Actualités : The history of the peninsula of Lège-Cap-Ferret
The beginnings of life on the peninsula
The lord of Lège and the lord of La Teste, captal of Buch disputed the peninsula and in 1807, the limit between the communes of Lège and La Teste was definitively drawn by a straight line north of Pointe aux Chevaux and north of Truc Vert. Cap-Ferret, a district far from La Teste, remains a wild and uninhabited place.
From the end of the 18th century, seine fishermen came mainly from the south of the basin (from La Teste, Mestras or Meyran). To get closer to their place of work and save themselves long journeys by rowing or sailing from their home ports, they bring pontoons or build huts on the beaches of L'Herbe, Canon, Pirailhan , Claouey, Jacquets or Piquey located on the edge of the Arcachon basin. Some stay there longer and longer until they constitute, over time, a permanent habitat. Until around 1850, only a handful of inhabitants lived cut off from the world by the absence of a road linking Lège and the rest of the peninsula.
From the 1860s, the boom in oyster farming in the Arcachon Bay led to the creation of many oyster huts to meet the ever-increasing demand for oysters. In 1908, the 44-Hectares district was sold at auction and saw the arrival of the first inhabitants of Cap Ferret. In 1919, 493 additional hectares were sold and began the development of the peninsula in its length, in particular thanks to the road linking Cap Ferret and the village of Grand Piquey.
Lège-Cap-Ferret during the war

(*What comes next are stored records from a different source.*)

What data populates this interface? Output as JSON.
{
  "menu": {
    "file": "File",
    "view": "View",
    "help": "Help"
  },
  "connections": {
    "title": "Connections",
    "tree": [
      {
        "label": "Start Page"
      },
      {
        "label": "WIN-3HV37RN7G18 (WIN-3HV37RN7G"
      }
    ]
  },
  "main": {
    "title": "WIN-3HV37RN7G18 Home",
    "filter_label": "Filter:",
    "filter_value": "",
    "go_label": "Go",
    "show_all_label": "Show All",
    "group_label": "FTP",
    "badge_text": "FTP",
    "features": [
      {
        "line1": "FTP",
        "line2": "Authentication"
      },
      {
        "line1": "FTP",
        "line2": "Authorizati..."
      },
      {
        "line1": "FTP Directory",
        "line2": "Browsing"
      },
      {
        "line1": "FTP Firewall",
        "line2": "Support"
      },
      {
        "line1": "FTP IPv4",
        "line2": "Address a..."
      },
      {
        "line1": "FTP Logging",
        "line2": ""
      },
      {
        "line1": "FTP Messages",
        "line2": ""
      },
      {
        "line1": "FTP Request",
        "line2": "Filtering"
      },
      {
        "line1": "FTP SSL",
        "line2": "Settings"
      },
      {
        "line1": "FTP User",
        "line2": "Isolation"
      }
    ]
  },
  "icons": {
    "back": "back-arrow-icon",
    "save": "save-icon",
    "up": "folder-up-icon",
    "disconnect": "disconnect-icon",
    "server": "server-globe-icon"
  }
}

During the Second World War, like all the French coast from Belgium to Spain, Cap-Ferret was in a "forbidden zone" and a few blockhouses of the Atlantic Wall were built there. The one closest to the entrance to the Bassin in front of “Hortense” is “made up” by the artists of the Organization Todt to look like a villa: fake tiles and fake windows are painted on the concrete. At the time of their retirement, at the end of August 1944, in addition to various sabotages affecting the electricity and telephone lines, the German occupants blew up the lighthouse which, since 1840, had signaled the entrance to the Basin.
From war to reunification
From the 1950s, development from the north of the peninsula accelerated thanks to the influx of Bordeaux residents going there by the recently built road. Although tourism in Cap Ferret has taken place for several decades thanks to the Arcachon – Cap Ferret maritime link allowing visitors to visit the tip and the ocean beaches, it was not until the 1960s that Cap Ferret sees its attractiveness explode. Since then, several tens of thousands of seasonal tourists have visited the villages of the peninsula each year.
It was in 1976 that the current territory of the commune took the name of "Lège-Cap-Ferret", when the southern part of the peninsula (belonging to the commune of La Teste-de-Buch) was attached to the commune of Lege. On this territory were the villages of Grand Piquey, Piraillan, Le Canon, L'Herbe, La Vigne, Le Cap Ferret.